A fabulous way to review face vocabulary and put their listening comprehension to the test. This activity requires some previous preparation at home as first, you’ll have to prepare some eggs. Make a hole on either end of an egg, blow out the inside, and rinse. In class, give each of your students an egg and tell them to get their markers ready. Give them step by step instructions on what they must draw:
- Draw two big eyes
- Draw a big nose
- Draw eyebrows/glasses over the eyes
Then walk around the classroom and check to see if they followed your instructions correctly and pronounce a winner!
Easter Egg and Spoon Race

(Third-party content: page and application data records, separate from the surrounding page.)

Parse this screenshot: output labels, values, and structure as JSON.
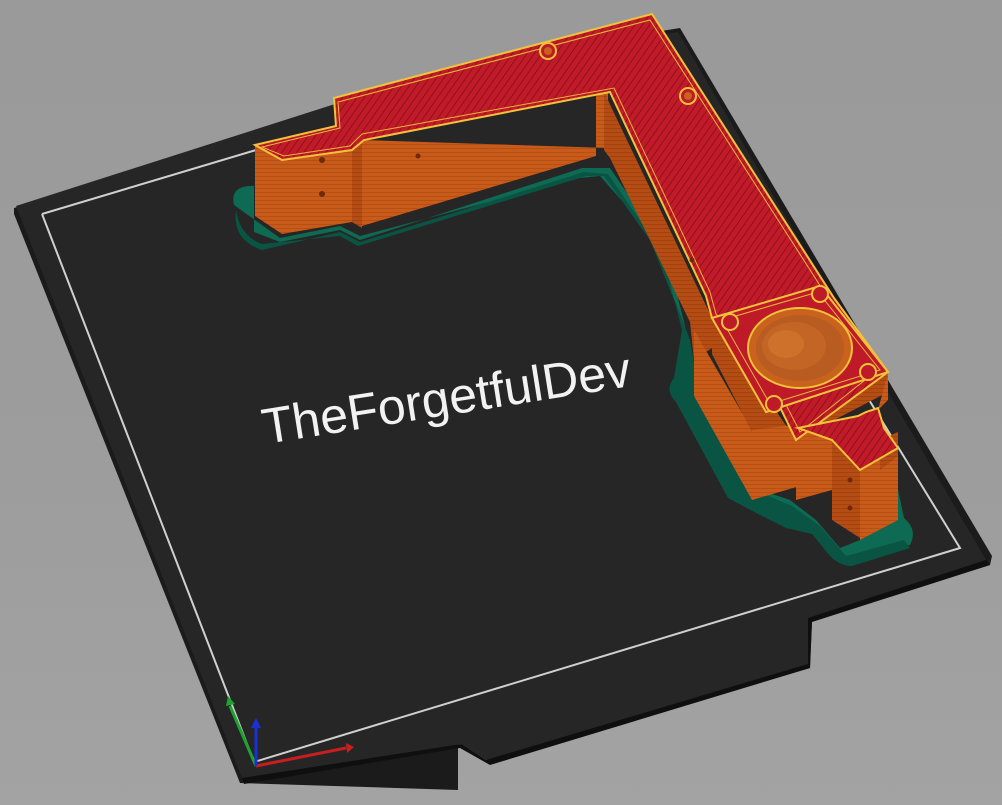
{
  "viewport": {
    "bed_label": "TheForgetfulDev"
  },
  "colors": {
    "background": "#9d9d9d",
    "bed": "#262626",
    "bed_edge": "#111111",
    "bed_outline": "#d8d8d8",
    "skirt": "#0f6b55",
    "perimeter": "#c5591c",
    "infill": "#bf1a28",
    "infill_lines": "#8e0f1a",
    "outline_highlight": "#f2c23a",
    "axis_x": "#c81e1e",
    "axis_y": "#1fa32e",
    "axis_z": "#1a2fd6"
  },
  "icons": [
    "axis-gizmo-icon"
  ]
}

A classic among relay races, you may choose to adapt this one to suit your students’ ages, no one wants broken egg all over the year one classroom floor after all… safer alternatives are likely to be hard-boiled ones, plastic eggs, or, if you’re feeling particularly benevolent, even chocolate eggs. At this point it’s your classic race, so divide students into two teams with each team member racing to the finish line. The twist comes at the end where the winning team has to come up with ten Easter-related questions that the losing team has to answer.
Wordy Easter Egg Hunt
Do you feel that sometimes your students lack the words to say what they want to say? Here's your chance to provide some extra words via an Easter egg hunt! First, write Easter related words in small slips of paper. Place each slip inside a plastic egg and then hide the eggs throughout the classroom or outside, if you can. Then invite your students to participate in this eggs-hilarating egg hunt. We make no apologies for that pun. Once they’ve collected all the eggs, they open their eggs and take out the slips of paper. Their task is to write a story using the words they found in their eggs.
So, what do you think, would these games be an eggcellent addition to your classroom? Or have we missed some absolute crackers?! If we have, don’t get all hot & cross bunder the collar (we believe we deserve a medal for that pun), just contact the team on 0330 024 1343 or firstname.lastname@example.org we can’t wait to hear all of your suggestions!